* Exercise prompt: Copy out each line of the data that contains "selected".

Dataset rows describing interfaces:
--*--

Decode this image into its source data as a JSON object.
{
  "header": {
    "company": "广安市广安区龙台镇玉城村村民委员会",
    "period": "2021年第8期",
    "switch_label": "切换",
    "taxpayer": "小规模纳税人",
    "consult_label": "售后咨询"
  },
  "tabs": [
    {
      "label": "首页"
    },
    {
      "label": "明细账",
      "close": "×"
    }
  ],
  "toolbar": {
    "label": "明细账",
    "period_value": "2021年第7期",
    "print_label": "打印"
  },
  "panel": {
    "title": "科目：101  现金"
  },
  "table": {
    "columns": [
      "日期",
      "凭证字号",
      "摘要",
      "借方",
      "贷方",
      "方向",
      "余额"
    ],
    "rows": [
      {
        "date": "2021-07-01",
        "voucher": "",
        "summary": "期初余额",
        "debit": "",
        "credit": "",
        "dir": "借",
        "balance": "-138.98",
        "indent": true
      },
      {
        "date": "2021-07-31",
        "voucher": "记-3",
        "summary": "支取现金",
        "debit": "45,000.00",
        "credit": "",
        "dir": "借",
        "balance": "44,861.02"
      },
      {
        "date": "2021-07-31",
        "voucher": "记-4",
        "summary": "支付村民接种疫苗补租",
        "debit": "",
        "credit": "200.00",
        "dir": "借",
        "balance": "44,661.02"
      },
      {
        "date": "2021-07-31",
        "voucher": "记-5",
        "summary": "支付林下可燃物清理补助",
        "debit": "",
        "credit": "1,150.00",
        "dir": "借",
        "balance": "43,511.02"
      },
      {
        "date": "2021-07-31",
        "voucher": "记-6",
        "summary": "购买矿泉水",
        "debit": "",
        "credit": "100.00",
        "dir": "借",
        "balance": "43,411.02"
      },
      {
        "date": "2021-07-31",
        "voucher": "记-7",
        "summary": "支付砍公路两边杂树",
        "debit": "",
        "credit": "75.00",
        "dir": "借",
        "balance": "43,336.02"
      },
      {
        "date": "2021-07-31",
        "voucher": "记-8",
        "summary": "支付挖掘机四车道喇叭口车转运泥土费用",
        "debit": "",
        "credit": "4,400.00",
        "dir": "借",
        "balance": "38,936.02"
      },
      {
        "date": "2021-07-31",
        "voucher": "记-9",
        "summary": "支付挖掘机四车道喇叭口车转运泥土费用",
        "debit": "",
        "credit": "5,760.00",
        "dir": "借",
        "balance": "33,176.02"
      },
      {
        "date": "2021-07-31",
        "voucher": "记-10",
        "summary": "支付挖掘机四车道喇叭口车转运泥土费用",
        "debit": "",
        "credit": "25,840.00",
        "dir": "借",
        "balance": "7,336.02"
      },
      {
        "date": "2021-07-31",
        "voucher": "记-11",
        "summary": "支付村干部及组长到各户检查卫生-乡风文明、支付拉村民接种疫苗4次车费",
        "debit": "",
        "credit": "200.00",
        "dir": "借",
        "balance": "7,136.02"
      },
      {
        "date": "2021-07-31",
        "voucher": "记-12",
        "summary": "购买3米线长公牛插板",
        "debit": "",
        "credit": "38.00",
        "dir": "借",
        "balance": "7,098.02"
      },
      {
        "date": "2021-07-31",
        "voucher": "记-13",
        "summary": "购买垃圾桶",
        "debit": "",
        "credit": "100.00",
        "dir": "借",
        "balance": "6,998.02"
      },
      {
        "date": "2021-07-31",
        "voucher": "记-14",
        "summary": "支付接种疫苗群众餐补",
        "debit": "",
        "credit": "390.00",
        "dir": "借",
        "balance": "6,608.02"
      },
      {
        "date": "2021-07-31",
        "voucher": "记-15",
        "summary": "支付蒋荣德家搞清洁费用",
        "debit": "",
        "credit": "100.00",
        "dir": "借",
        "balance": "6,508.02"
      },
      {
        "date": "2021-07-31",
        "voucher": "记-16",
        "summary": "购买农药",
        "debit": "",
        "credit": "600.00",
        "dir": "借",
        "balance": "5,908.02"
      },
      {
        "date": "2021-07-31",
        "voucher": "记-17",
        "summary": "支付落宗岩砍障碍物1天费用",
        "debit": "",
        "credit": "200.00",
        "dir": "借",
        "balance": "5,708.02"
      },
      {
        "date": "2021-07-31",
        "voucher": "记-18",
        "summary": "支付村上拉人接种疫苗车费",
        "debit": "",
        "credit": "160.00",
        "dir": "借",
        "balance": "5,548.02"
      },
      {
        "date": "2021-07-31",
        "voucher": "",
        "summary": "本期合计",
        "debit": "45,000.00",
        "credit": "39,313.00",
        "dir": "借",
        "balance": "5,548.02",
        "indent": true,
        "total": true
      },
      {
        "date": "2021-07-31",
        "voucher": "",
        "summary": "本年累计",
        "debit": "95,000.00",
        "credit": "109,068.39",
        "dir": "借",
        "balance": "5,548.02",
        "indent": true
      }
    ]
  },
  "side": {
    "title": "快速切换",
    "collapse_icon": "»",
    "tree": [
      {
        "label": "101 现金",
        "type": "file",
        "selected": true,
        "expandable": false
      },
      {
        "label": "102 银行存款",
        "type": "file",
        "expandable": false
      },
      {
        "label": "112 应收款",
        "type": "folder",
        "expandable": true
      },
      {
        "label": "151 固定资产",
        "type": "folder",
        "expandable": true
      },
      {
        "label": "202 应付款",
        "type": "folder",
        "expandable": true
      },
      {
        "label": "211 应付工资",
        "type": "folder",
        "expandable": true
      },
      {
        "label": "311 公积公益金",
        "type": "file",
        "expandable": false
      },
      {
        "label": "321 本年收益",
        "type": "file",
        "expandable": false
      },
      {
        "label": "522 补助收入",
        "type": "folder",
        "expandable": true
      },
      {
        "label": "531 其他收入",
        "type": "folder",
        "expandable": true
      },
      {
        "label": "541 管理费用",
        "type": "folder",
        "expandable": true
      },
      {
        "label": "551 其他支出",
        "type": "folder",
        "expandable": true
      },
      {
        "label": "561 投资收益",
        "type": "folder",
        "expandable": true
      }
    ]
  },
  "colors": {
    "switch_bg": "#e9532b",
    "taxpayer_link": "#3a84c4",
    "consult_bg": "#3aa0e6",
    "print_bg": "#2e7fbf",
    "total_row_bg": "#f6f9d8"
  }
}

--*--

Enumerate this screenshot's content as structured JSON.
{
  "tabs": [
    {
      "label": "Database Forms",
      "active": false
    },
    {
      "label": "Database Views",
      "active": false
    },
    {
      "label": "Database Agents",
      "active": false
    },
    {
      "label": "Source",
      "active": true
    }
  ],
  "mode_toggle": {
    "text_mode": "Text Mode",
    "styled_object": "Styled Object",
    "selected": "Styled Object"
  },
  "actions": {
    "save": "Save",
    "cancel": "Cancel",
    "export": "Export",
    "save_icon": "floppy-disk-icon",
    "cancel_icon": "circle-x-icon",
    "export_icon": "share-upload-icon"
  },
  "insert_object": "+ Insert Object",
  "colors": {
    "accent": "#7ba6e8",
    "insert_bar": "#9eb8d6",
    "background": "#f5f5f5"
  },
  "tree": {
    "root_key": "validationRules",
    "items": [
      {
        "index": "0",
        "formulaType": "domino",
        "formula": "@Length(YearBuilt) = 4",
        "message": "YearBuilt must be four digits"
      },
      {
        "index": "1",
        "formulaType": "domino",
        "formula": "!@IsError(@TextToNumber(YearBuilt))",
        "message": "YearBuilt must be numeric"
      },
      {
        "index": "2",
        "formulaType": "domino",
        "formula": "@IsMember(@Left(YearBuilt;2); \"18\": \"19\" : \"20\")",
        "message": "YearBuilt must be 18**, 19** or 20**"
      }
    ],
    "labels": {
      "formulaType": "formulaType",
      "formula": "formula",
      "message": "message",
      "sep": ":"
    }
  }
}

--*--

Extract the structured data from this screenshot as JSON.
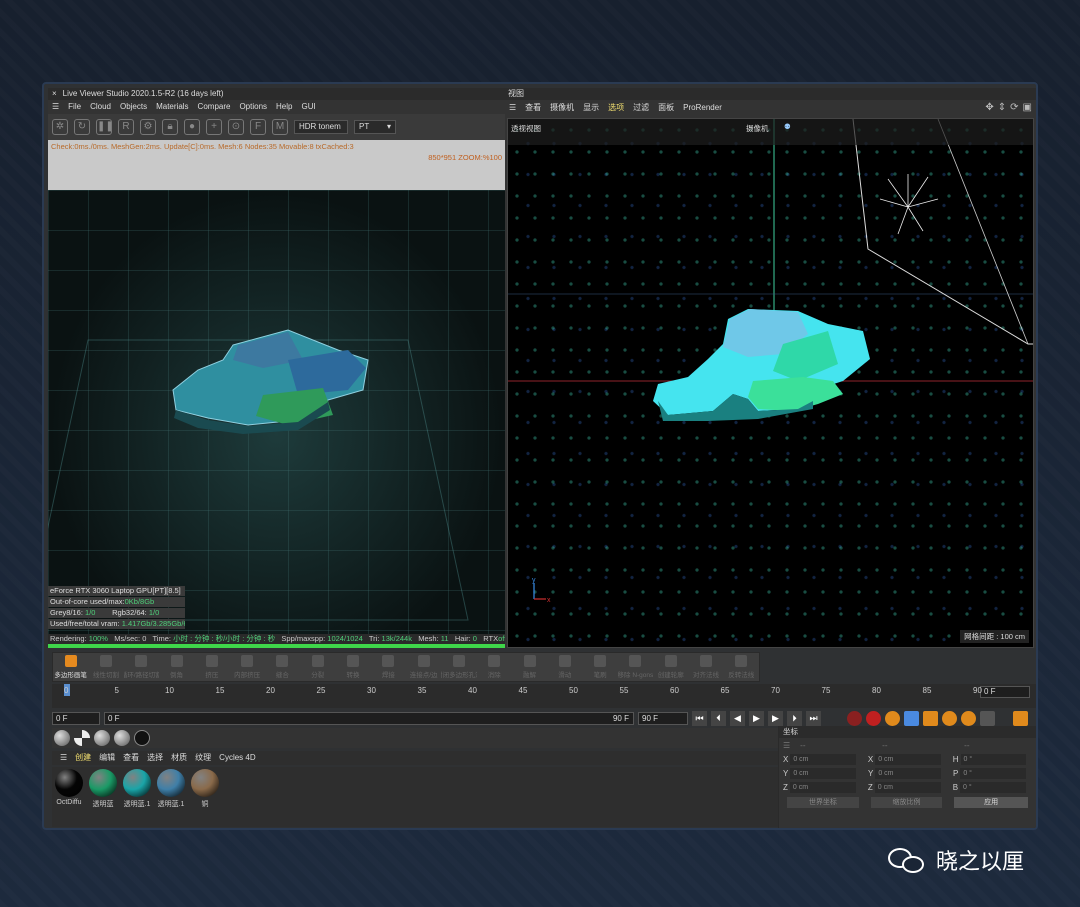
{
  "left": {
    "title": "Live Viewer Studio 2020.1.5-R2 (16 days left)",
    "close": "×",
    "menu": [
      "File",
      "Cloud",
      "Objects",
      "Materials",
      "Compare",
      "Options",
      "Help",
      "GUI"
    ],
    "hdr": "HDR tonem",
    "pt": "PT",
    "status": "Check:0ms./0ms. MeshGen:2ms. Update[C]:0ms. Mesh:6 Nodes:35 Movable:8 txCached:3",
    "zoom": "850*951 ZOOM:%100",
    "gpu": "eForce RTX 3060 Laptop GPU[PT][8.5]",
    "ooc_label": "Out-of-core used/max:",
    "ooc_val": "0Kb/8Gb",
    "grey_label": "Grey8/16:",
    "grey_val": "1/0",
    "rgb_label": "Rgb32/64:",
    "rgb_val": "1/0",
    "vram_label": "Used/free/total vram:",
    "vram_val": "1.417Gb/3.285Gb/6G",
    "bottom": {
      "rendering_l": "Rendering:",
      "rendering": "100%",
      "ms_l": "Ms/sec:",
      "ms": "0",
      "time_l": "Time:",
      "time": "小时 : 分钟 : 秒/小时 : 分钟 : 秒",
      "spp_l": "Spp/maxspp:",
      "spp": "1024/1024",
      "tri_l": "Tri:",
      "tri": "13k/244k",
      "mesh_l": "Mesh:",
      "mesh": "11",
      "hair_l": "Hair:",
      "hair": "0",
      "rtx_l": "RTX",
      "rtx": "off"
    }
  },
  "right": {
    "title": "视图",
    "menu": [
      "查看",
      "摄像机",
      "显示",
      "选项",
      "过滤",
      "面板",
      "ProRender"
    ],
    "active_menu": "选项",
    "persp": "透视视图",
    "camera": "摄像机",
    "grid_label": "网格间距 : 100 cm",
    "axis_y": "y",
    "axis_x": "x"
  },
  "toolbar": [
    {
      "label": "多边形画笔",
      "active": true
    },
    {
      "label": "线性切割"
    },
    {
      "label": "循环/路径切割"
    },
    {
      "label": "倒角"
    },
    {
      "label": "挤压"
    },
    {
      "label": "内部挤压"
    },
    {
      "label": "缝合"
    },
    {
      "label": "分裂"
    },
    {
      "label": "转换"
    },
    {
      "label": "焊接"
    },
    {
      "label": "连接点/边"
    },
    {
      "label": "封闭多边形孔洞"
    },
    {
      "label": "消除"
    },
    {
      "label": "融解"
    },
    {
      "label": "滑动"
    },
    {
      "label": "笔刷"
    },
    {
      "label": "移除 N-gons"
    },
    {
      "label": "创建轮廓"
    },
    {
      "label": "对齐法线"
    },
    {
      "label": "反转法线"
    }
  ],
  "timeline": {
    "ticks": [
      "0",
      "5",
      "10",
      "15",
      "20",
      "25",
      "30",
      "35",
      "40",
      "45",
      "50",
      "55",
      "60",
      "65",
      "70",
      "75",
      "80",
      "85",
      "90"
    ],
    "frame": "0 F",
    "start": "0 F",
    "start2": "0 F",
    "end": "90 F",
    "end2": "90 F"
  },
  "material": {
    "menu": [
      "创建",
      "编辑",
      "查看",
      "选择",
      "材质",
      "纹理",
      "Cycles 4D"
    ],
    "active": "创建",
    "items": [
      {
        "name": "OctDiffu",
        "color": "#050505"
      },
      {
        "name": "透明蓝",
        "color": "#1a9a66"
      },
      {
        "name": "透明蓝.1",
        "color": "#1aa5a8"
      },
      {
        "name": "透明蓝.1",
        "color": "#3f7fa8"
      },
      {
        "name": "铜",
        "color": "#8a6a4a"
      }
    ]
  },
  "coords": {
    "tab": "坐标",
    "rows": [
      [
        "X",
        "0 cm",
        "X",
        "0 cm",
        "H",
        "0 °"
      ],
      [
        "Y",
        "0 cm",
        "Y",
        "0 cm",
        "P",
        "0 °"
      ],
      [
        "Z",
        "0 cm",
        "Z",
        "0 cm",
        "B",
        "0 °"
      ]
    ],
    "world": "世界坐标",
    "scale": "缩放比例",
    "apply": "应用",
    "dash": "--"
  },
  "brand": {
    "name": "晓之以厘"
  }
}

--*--

* Reply to the task:
        "selected": true,
    "selected": "Styled Object"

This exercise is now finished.